Continuing to read Dr. Arthur Janov’s May 2016 book Beyond Belief:
“p.13 Beliefs are medicine for the hopeless. They attenuate despair, vitiate loneliness, and dissipate helplessness.
p. 14 We need hope more than we need truth. Beliefs divert us from past traumas and current pains because inside the belief lies hope.
p.15 Hope is ‘the meaning of life.’ It shimmers and sparkles and blinds us from seeing the bars of our prisons of belief.
We are all, in one way or another, victims of early unfulfilled need. Never think that intelligence prohibits this kind of behavior.
We search for hope here and there based on early hopelessness of which we are unaware. Nothing in one’s current life points to the problem, and nothing even in one’s childhood clarifies it.
One’s expectations may exceed reality when feelings are thrust into the arena of ideas. One no longer sees reality, but rather a projection of need.”

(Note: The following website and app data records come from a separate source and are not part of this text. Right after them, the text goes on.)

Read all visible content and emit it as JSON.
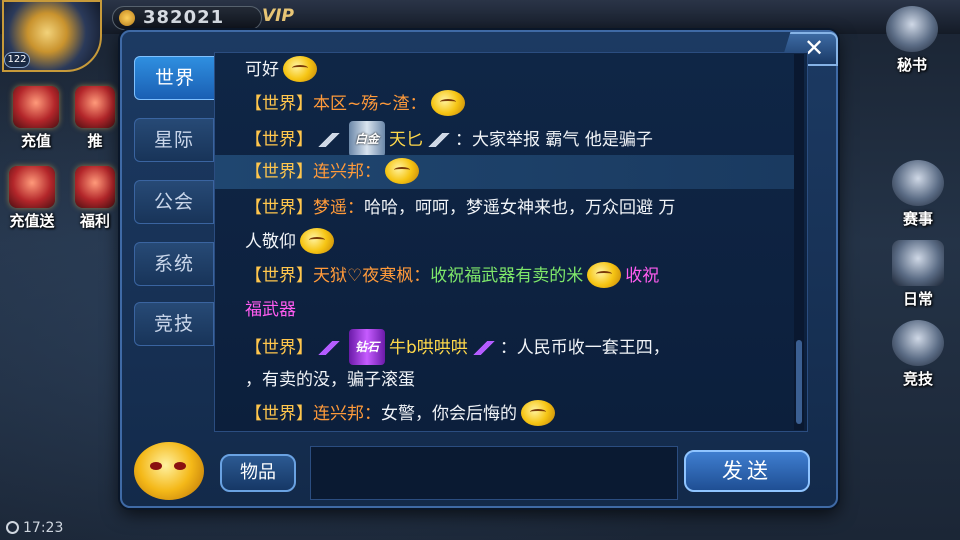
{
  "hud": {
    "gold": "382021",
    "vip": "VIP",
    "level": "122",
    "time": "17:23",
    "left_icons": [
      "充值",
      "推",
      "充值送",
      "福利"
    ],
    "right_icons": [
      "秘书",
      "赛事",
      "日常",
      "竞技"
    ]
  },
  "dialog": {
    "title": "",
    "close_label": "✕",
    "tabs": [
      "世界",
      "星际",
      "公会",
      "系统",
      "竞技"
    ],
    "active_tab": "世界",
    "items_button": "物品",
    "send_button": "发送",
    "input_placeholder": ""
  },
  "messages": [
    {
      "channel": "",
      "sender": "",
      "text": "可好"
    },
    {
      "channel": "【世界】",
      "sender": "本区~殇~渣：",
      "text": ""
    },
    {
      "channel": "【世界】",
      "badge": "白金",
      "sender": "天匕",
      "text": "：大家举报 霸气 他是骗子"
    },
    {
      "channel": "【世界】",
      "sender": "连兴邦：",
      "text": ""
    },
    {
      "channel": "【世界】",
      "sender": "梦遥：",
      "text": "哈哈，呵呵，梦遥女神来也，万众回避 万",
      "text2": "人敬仰"
    },
    {
      "channel": "【世界】",
      "sender": "天狱♡夜寒枫：",
      "text": "收祝福武器有卖的米",
      "text_pink": "收祝",
      "text2": "福武器"
    },
    {
      "channel": "【世界】",
      "badge": "钻石",
      "sender": "牛b哄哄哄",
      "text": "：人民币收一套王四，",
      "text2": "，有卖的没，骗子滚蛋"
    },
    {
      "channel": "【世界】",
      "sender": "连兴邦：",
      "text": "女警，你会后悔的"
    }
  ]
}
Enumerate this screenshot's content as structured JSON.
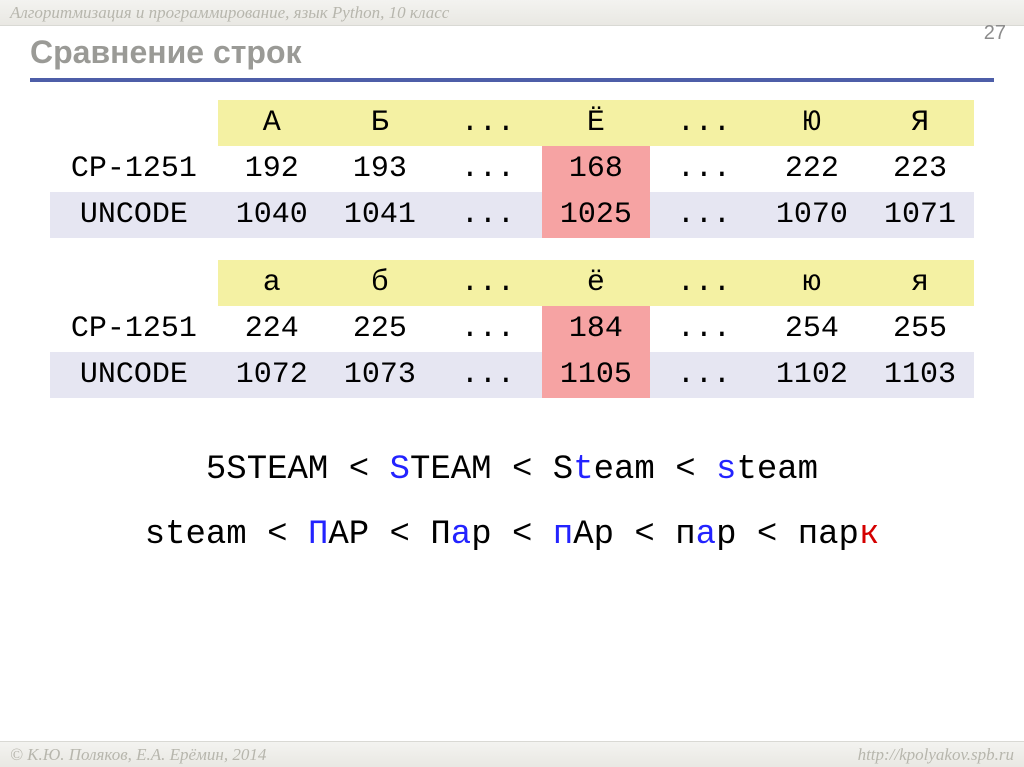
{
  "header": {
    "breadcrumb": "Алгоритмизация и программирование, язык Python, 10 класс",
    "page_number": "27",
    "title": "Сравнение строк"
  },
  "chart_data": [
    {
      "type": "table",
      "columns": [
        "",
        "А",
        "Б",
        "...",
        "Ё",
        "...",
        "Ю",
        "Я"
      ],
      "rows": [
        {
          "label": "CP-1251",
          "values": [
            "192",
            "193",
            "...",
            "168",
            "...",
            "222",
            "223"
          ],
          "highlight_index": 3
        },
        {
          "label": "UNCODE",
          "values": [
            "1040",
            "1041",
            "...",
            "1025",
            "...",
            "1070",
            "1071"
          ],
          "highlight_index": 3
        }
      ]
    },
    {
      "type": "table",
      "columns": [
        "",
        "а",
        "б",
        "...",
        "ё",
        "...",
        "ю",
        "я"
      ],
      "rows": [
        {
          "label": "CP-1251",
          "values": [
            "224",
            "225",
            "...",
            "184",
            "...",
            "254",
            "255"
          ],
          "highlight_index": 3
        },
        {
          "label": "UNCODE",
          "values": [
            "1072",
            "1073",
            "...",
            "1105",
            "...",
            "1102",
            "1103"
          ],
          "highlight_index": 3
        }
      ]
    }
  ],
  "examples": {
    "line1": [
      {
        "t": "5STEAM",
        "c": "blk"
      },
      {
        "t": " < ",
        "c": "blk"
      },
      {
        "t": "S",
        "c": "blue"
      },
      {
        "t": "TEAM",
        "c": "blk"
      },
      {
        "t": " < ",
        "c": "blk"
      },
      {
        "t": "S",
        "c": "blk"
      },
      {
        "t": "t",
        "c": "blue"
      },
      {
        "t": "eam",
        "c": "blk"
      },
      {
        "t": " < ",
        "c": "blk"
      },
      {
        "t": "s",
        "c": "blue"
      },
      {
        "t": "team",
        "c": "blk"
      }
    ],
    "line2": [
      {
        "t": "steam",
        "c": "blk"
      },
      {
        "t": " < ",
        "c": "blk"
      },
      {
        "t": "П",
        "c": "blue"
      },
      {
        "t": "АР",
        "c": "blk"
      },
      {
        "t": " < ",
        "c": "blk"
      },
      {
        "t": "П",
        "c": "blk"
      },
      {
        "t": "а",
        "c": "blue"
      },
      {
        "t": "р",
        "c": "blk"
      },
      {
        "t": " < ",
        "c": "blk"
      },
      {
        "t": "п",
        "c": "blue"
      },
      {
        "t": "Ар",
        "c": "blk"
      },
      {
        "t": " < ",
        "c": "blk"
      },
      {
        "t": "п",
        "c": "blk"
      },
      {
        "t": "а",
        "c": "blue"
      },
      {
        "t": "р",
        "c": "blk"
      },
      {
        "t": " < ",
        "c": "blk"
      },
      {
        "t": "пар",
        "c": "blk"
      },
      {
        "t": "к",
        "c": "red"
      }
    ]
  },
  "footer": {
    "copyright": "© К.Ю. Поляков, Е.А. Ерёмин, 2014",
    "url": "http://kpolyakov.spb.ru"
  }
}
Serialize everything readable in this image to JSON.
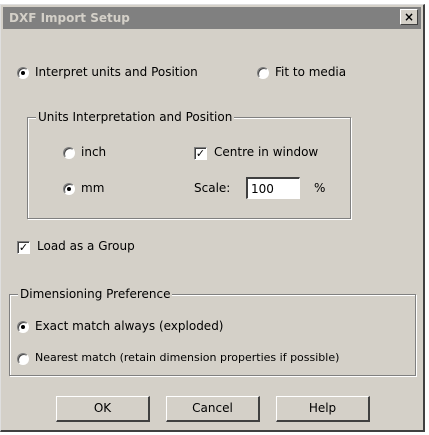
{
  "window": {
    "title": "DXF Import Setup",
    "close_glyph": "×"
  },
  "mode": {
    "interpret_label": "Interpret units and Position",
    "fit_label": "Fit to media",
    "selected": "interpret"
  },
  "units_group": {
    "legend": "Units Interpretation and Position",
    "inch_label": "inch",
    "mm_label": "mm",
    "selected_unit": "mm",
    "centre_label": "Centre in window",
    "centre_checked": true,
    "scale_label": "Scale:",
    "scale_value": "100",
    "scale_unit": "%"
  },
  "load_group": {
    "label": "Load as a Group",
    "checked": true
  },
  "dimensioning": {
    "legend": "Dimensioning Preference",
    "exact_label": "Exact match always (exploded)",
    "nearest_label": "Nearest match (retain dimension properties if possible)",
    "selected": "exact"
  },
  "buttons": {
    "ok": "OK",
    "cancel": "Cancel",
    "help": "Help"
  },
  "colors": {
    "face": "#d4d0c8",
    "titlebar": "#808080",
    "title_text": "#d4d0c8"
  }
}
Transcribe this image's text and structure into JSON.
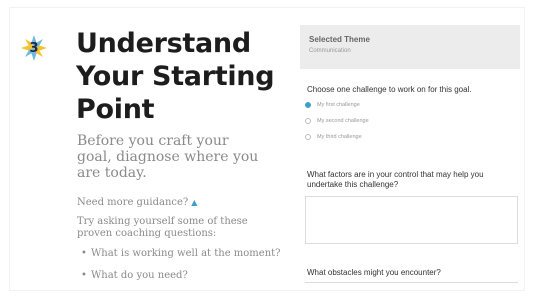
{
  "step": {
    "number": "3"
  },
  "left": {
    "title": "Understand Your Starting Point",
    "intro": "Before you craft your goal, diagnose where you are today.",
    "guidance_toggle": "Need more guidance?",
    "guidance_caret": "▲",
    "guidance_intro": "Try asking yourself some of these proven coaching questions:",
    "questions": [
      "What is working well at the moment?",
      "What do you need?"
    ]
  },
  "right": {
    "theme_label": "Selected Theme",
    "theme_value": "Communication",
    "choose_prompt": "Choose one challenge to work on for this goal.",
    "challenges": [
      {
        "label": "My first challenge",
        "checked": true
      },
      {
        "label": "My second challenge",
        "checked": false
      },
      {
        "label": "My third challenge",
        "checked": false
      }
    ],
    "factors_prompt": "What factors are in your control that may help you undertake this challenge?",
    "obstacles_prompt": "What obstacles might you encounter?"
  },
  "colors": {
    "accent": "#3aa0c8",
    "badge_yellow": "#f2c230",
    "badge_blue": "#6cb8df"
  }
}
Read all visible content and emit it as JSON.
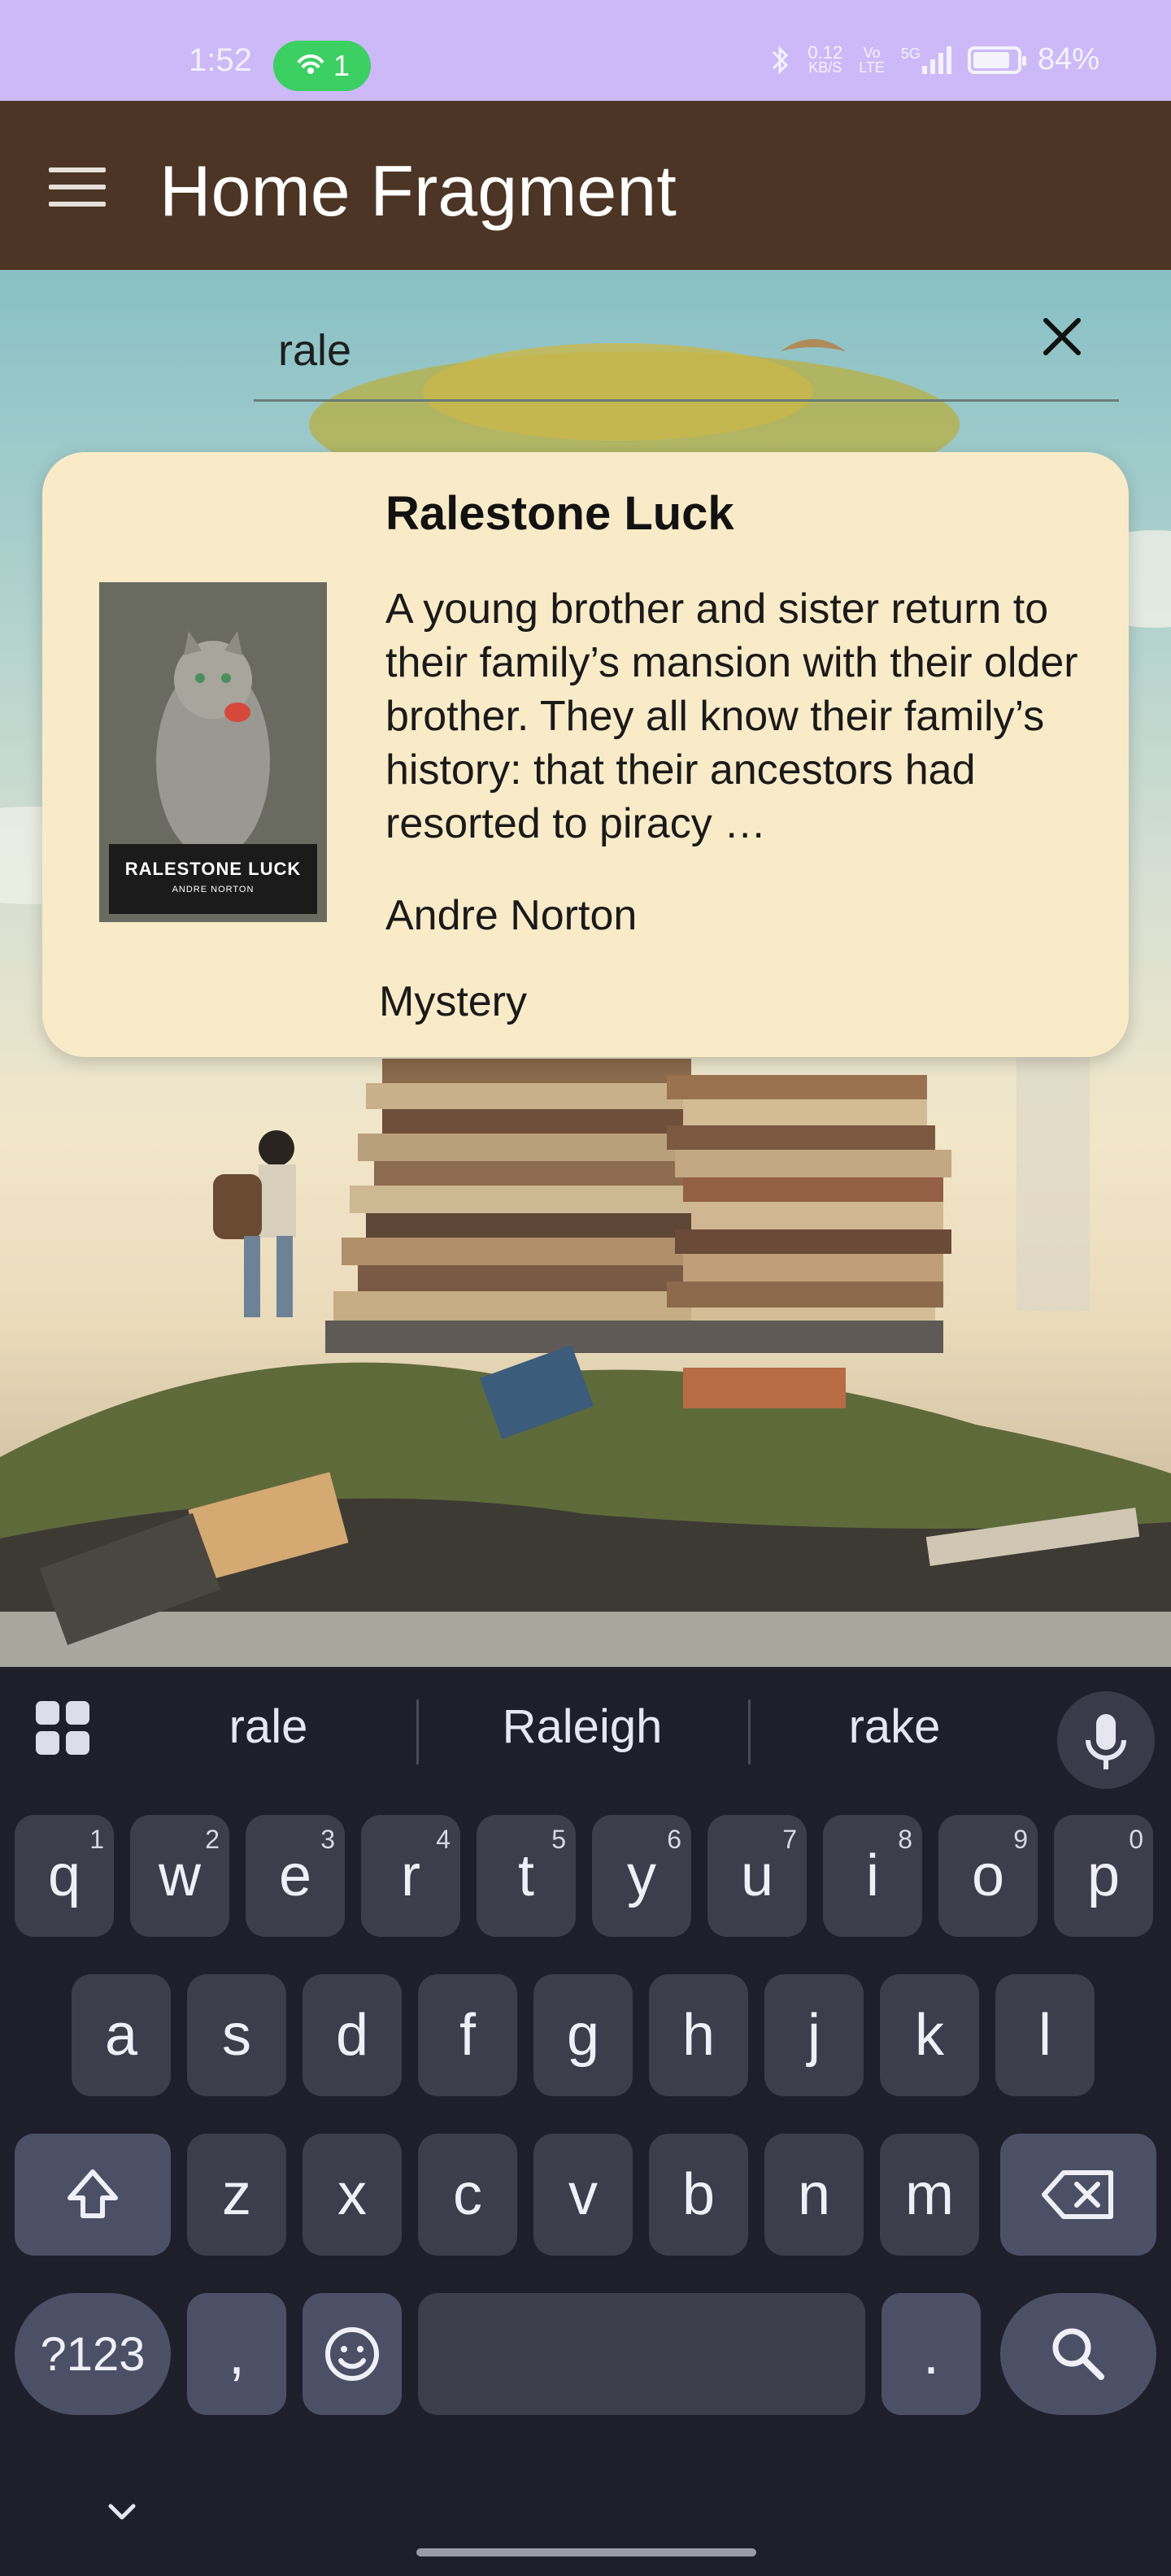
{
  "status_bar": {
    "time": "1:52",
    "hotspot_count": "1",
    "net_speed_top": "0.12",
    "net_speed_bottom": "KB/S",
    "volte_top": "Vo",
    "volte_bottom": "LTE",
    "network": "5G",
    "battery": "84%",
    "battery_level": 0.84,
    "hotspot_color": "#3ccf62"
  },
  "app_bar": {
    "title": "Home Fragment",
    "menu_icon": "hamburger-menu-icon",
    "background": "#4c3524"
  },
  "search": {
    "value": "rale",
    "clear_icon": "close-icon"
  },
  "result": {
    "title": "Ralestone Luck",
    "description": "A young brother and sister return to their family’s mansion with their older brother. They all know their family’s history: that their ancestors had resorted to piracy …",
    "author": "Andre Norton",
    "genre": "Mystery",
    "cover_title": "RALESTONE LUCK",
    "cover_author": "ANDRE NORTON",
    "card_color": "#f9ebc8"
  },
  "keyboard": {
    "suggestions": [
      "rale",
      "Raleigh",
      "rake"
    ],
    "row1": [
      {
        "key": "q",
        "num": "1"
      },
      {
        "key": "w",
        "num": "2"
      },
      {
        "key": "e",
        "num": "3"
      },
      {
        "key": "r",
        "num": "4"
      },
      {
        "key": "t",
        "num": "5"
      },
      {
        "key": "y",
        "num": "6"
      },
      {
        "key": "u",
        "num": "7"
      },
      {
        "key": "i",
        "num": "8"
      },
      {
        "key": "o",
        "num": "9"
      },
      {
        "key": "p",
        "num": "0"
      }
    ],
    "row2": [
      "a",
      "s",
      "d",
      "f",
      "g",
      "h",
      "j",
      "k",
      "l"
    ],
    "row3": [
      "z",
      "x",
      "c",
      "v",
      "b",
      "n",
      "m"
    ],
    "symbols_label": "?123",
    "comma": ",",
    "period": ".",
    "background": "#1f1f2b",
    "key_color": "#3d3d4b"
  }
}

“We need hope more than we need truth.” Is this part of why we accept headlines as facts, and don’t pay attention to the stories’ subsequent corrections? Why do we accept as facts news articles that don’t link to the cited sources?
I had dinner earlier this week with an intelligent woman. She mentioned that she constantly listened to National Public Radio. I asked her what value she got from it, and she replied that it kept her current with events.
I asked what other news sources she sought out. She said that she didn’t usually have the time, and that NPR was a reliable source.
I didn’t further challenge her beliefs. It’s up to each individual to realize that their beliefs are symptoms of what’s ruining their one precious life.
Last weekend I engaged in essentially the same conversation over lunch with another intelligent woman who relied on conservative news sources. She also became defensive, and ended that part of our conversation as a matter of “agreeing to disagree.”
Why does intelligence seem to have little to do with accepting being propagandized?
2 thoughts on “Beyond Belief: Why do we accept being propagandized?”
good good art janov
Thanks for helping me improve this post!